• _Work item_
Keep every word of the listing and drop the images when you write it out.

• _Source material_
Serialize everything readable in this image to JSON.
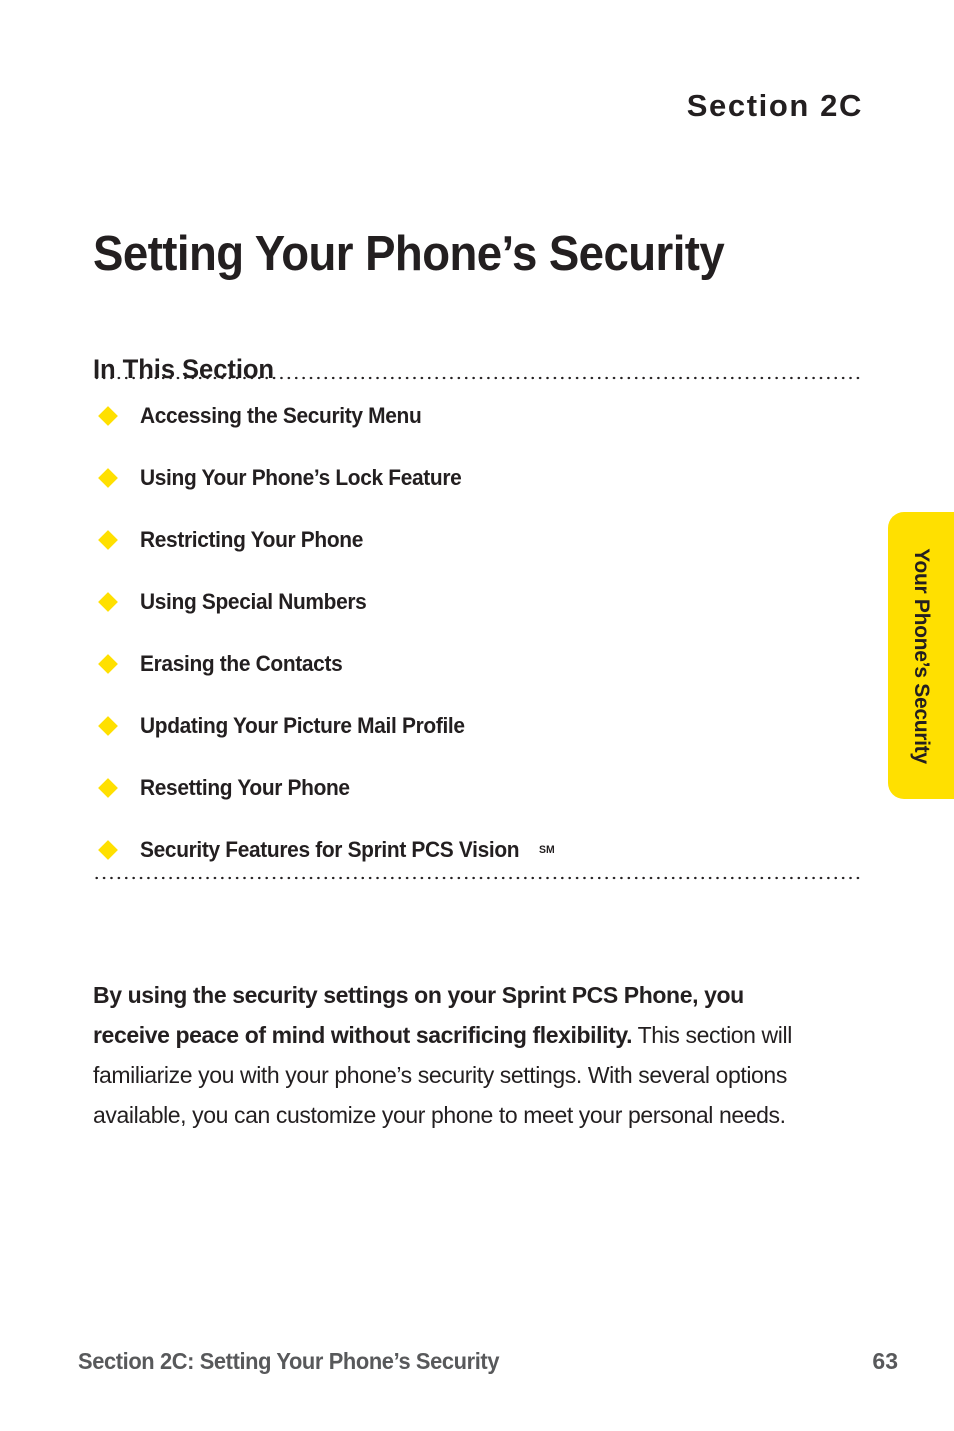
{
  "page": {
    "background_color": "#ffffff",
    "accent_color": "#ffe000",
    "text_color": "#231f20",
    "footer_color": "#58595b"
  },
  "header": {
    "section_eyebrow": "Section 2C",
    "title": "Setting Your Phone’s Security"
  },
  "in_this_section": {
    "heading": "In This Section",
    "items": [
      {
        "label": "Accessing the Security Menu",
        "suffix": ""
      },
      {
        "label": "Using Your Phone’s Lock Feature",
        "suffix": ""
      },
      {
        "label": "Restricting Your Phone",
        "suffix": ""
      },
      {
        "label": "Using Special Numbers",
        "suffix": ""
      },
      {
        "label": "Erasing the Contacts",
        "suffix": ""
      },
      {
        "label": "Updating Your Picture Mail Profile",
        "suffix": ""
      },
      {
        "label": "Resetting Your Phone",
        "suffix": ""
      },
      {
        "label": "Security Features for Sprint PCS Vision",
        "suffix": "SM"
      }
    ]
  },
  "body": {
    "lead": "By using the security settings on your Sprint PCS Phone, you receive peace of mind without sacrificing flexibility.",
    "rest": " This section will familiarize you with your phone’s security settings. With several options available, you can customize your phone to meet your personal needs."
  },
  "side_tab": {
    "label": "Your Phone’s Security"
  },
  "footer": {
    "text": "Section 2C: Setting Your Phone’s Security",
    "page_number": "63"
  }
}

• _The answer_
Serialize everything readable in this image to JSON.
{
  "page": {
    "background_color": "#ffffff",
    "accent_color": "#ffe000",
    "text_color": "#231f20",
    "footer_color": "#58595b"
  },
  "header": {
    "section_eyebrow": "Section 2C",
    "title": "Setting Your Phone’s Security"
  },
  "in_this_section": {
    "heading": "In This Section",
    "items": [
      {
        "label": "Accessing the Security Menu",
        "suffix": ""
      },
      {
        "label": "Using Your Phone’s Lock Feature",
        "suffix": ""
      },
      {
        "label": "Restricting Your Phone",
        "suffix": ""
      },
      {
        "label": "Using Special Numbers",
        "suffix": ""
      },
      {
        "label": "Erasing the Contacts",
        "suffix": ""
      },
      {
        "label": "Updating Your Picture Mail Profile",
        "suffix": ""
      },
      {
        "label": "Resetting Your Phone",
        "suffix": ""
      },
      {
        "label": "Security Features for Sprint PCS Vision",
        "suffix": "SM"
      }
    ]
  },
  "body": {
    "lead": "By using the security settings on your Sprint PCS Phone, you receive peace of mind without sacrificing flexibility.",
    "rest": " This section will familiarize you with your phone’s security settings. With several options available, you can customize your phone to meet your personal needs."
  },
  "side_tab": {
    "label": "Your Phone’s Security"
  },
  "footer": {
    "text": "Section 2C: Setting Your Phone’s Security",
    "page_number": "63"
  }
}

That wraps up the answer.